The response I’d like to give looks something like this:
Thank you for your interest in my program, and congratulations on taking the first step to a healthier life.
Before I provide you additional information, I’d like to ask you a few questions;
1. Why did you reach out?
2. What is your fitness goal?
3. How important is it for you to reach that goal? If you have to workout every day for 25-45 minutes and you will need to make a financial investment, albeit, minimal, are you still interested in learning more?
Now, if I were to actually send this response I can gaurentee almost no one would respond. Want to know why? these are tough questions and people don’t like tough questions. The only people who would respond are the ones who have already asked themselves these questions – these are the people ready to commit and be successful.
Now, money and time are valid questions and I’m going to address them…right now.
Nothing worth having is free.
You get what you pay for.
Insert other cliche (yet accurate) line here.
While these are admittedly cliche, they are true AND they do apply to fitness and health. There is obviously going to be some sort of financial investment – it isn’t necessarily a huge investment, but you’re going to need to open up the wallet a bit.

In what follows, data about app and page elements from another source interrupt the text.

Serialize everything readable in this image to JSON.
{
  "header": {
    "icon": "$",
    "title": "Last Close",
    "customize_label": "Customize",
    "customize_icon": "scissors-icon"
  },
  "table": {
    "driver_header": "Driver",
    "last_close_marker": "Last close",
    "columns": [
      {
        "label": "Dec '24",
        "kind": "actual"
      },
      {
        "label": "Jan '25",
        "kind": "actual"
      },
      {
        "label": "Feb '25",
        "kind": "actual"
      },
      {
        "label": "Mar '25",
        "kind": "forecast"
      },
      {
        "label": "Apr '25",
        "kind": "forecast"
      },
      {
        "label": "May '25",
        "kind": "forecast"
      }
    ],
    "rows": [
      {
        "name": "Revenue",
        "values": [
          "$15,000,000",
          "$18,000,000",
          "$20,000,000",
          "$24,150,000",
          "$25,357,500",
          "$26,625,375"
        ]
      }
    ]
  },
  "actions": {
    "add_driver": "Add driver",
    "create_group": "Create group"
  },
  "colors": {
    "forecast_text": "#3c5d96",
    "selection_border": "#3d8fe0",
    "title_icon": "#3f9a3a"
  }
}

I’m not advocating that you go spend thousands of dollars on a personal trainer – that’s not the only way to be fitter, plus not everyone who does that has success. There is a balance. But if you’re serious about getting healthier, money will be involved in small, or large ways. For example:
If you want to workout at home, you’ll need basic equipment (weights, resistance bands, workout wear, yoga mat, workout DVDs etc). If you want to do classes, or join a gym, you’ll need to pay for a gym membership. If you want/need to eat healthier, your grocery bill is going to be higher.
There are all kinds of ways to start your fitness journey (as I’ve outlined in previous posts), but none of them are free. The only nice part about fitness is that investment doesn’t dictate results. If you spend $50 on weights, and you do thorough and beneficial workouts at home, you can get the same results as someone who spends $2000/year on a personal trainer. This leads to caviate number 2;
Here is where the “you get what you pay for” rings true – except its more like “you get the results you work for”.
A lot of people seem to want to believe that you can workout twice a week and have remarkable results. Sure, that’s possible, over a long period of time. But, if you’re looking for quicker results, you need to step up your game.
Working out everyday isn’t for everyone, but if you want real results in a reasonable amount of time, you should be working out 4-5 times per week. P.S a workout doesn’t count if its a leisurely stroll – you need to be working up a sweat!
Here’s the point, if you come to me, or any other coach, or doctor, or trainer and you want results, do not then follow it up by telling them that you don’t want to workout everyday and you don’t want to spend money.
Think of it this way – you’re probably already not working out everyday and not spending money on working out. So if you don’t want to start to do either of those things, why do you think you’ll suddenly get different results simply because you asked a question?
(That was deep stuff, am I right?)
So, if you take the step to message someone about health/fitness, please know that taking that first step doesn’t change your life, its what you do with the information that does. Also, for the love of all that’s holy, please ask yourself how important this is to you and what you are willing to do for it BEFORE you send that message.
Every health/fitness coach, trainer, doctor, representative & avid workout-er alive 🙂